The delivery of the “catch-up” payments for the Universal Child Care Benefit this week became a bit of a political circus, culminating with a reference to “Christmas in July.” In that frenzied environment, it’s easy to lose sight of the principled role of child benefits. When well-designed, child policy is a constructive component of our tax and transfer system. Here are three reasons why:
1. Recognizes basic cost of living
Adults in our tax system can claim the Basic Personal Amount ($11,138 in 2014), which allows a minimum amount of income to be earned before the person faces income tax. This tax measure excludes income necessary for a very basic standard of living from taxation.
Kids also require basic sustenance to live, so they deserve the same treatment of their basic expenses. Recognizing these costs through the tax and transfer system isn’t about rewarding parents, it’s about recognizing children as human beings.
2. Replaces child component of social assistance
In the 1990s, a single parent on social assistance faced a tough path back to the labour market. If she did find a job, she would often lose all of her social assistance income, drug coverage, dental subsidies and more. Effectively, she faced a 100 per cent tax rate, leaving her little better off for all of her extra effort. This so-called “welfare wall” was an important policy concern.

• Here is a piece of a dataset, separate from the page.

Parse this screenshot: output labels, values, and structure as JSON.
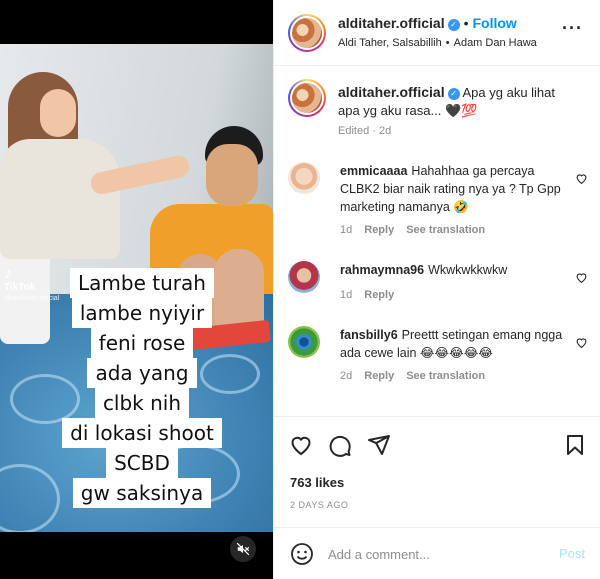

Over the last 20 years, through concerted federal and provincial policy actions, large sections of the welfare wall have come down. Most provinces have replaced the child component of social assistance cheques with reliance on refundable tax credits to help children. Previously, if the single parent found work, she would completely lose the social assistance benefits for her children. Under the new child credit system, the single parent effectively keeps the child benefits as she enters the workforce. By taking kids off welfare, the reward for working was increased. My research with Mark Stabile demonstrated the large impact this change had on single-parent employment in the late 1990s and early 2000s.
3. Supports those in need

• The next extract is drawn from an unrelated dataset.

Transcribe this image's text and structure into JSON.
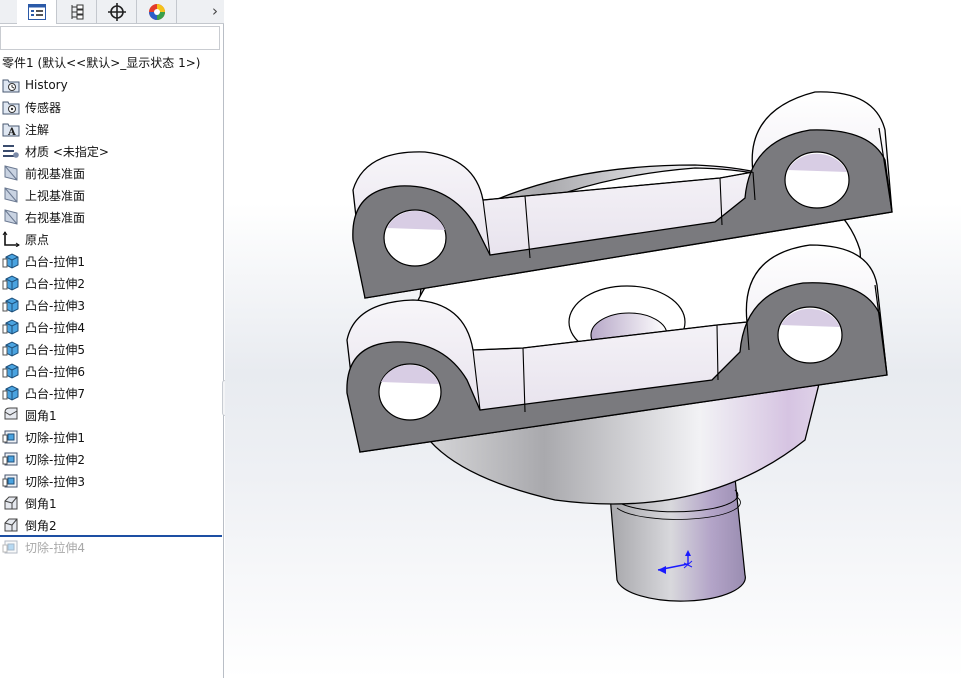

Canada has a multi-pronged income support system ranging from Employment Insurance to Old Age Security. Viewed as social insurance, we pay taxes to fund this system to insure ourselves against a negative life shock that leads us to have less income than we may have hoped.

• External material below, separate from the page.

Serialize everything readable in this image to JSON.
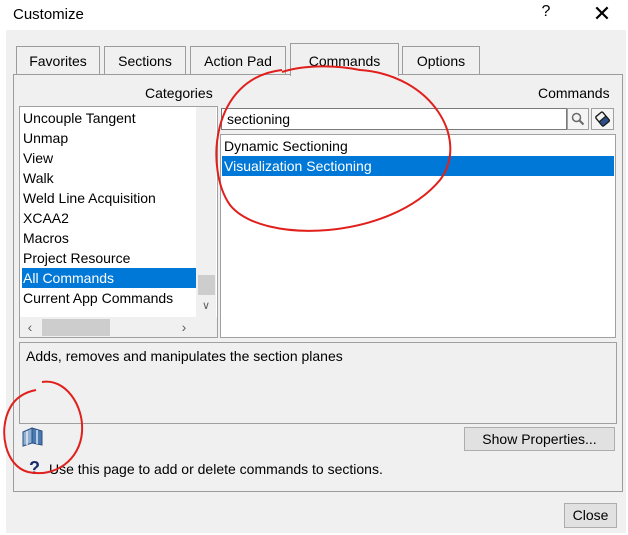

Child benefit payments geared to income provide similar insurance for kids who, at no fault of their own, find themselves in low-income families. Those kids didn’t choose to have parents who are struggling, but our society can choose to ensure those kids get a fair shot at life. Recent research I conducted with Lauren Jones and Mark Stabile confirms previous findings that transfers to families with lower income improve the health and material well-being of children.
Political rhetoric on family policy is heating up as we enter the election campaign. But we should not be distracted from the fact that well-designed policy can improve well-being, employment and kids’ lives.
My disclosure statement is here.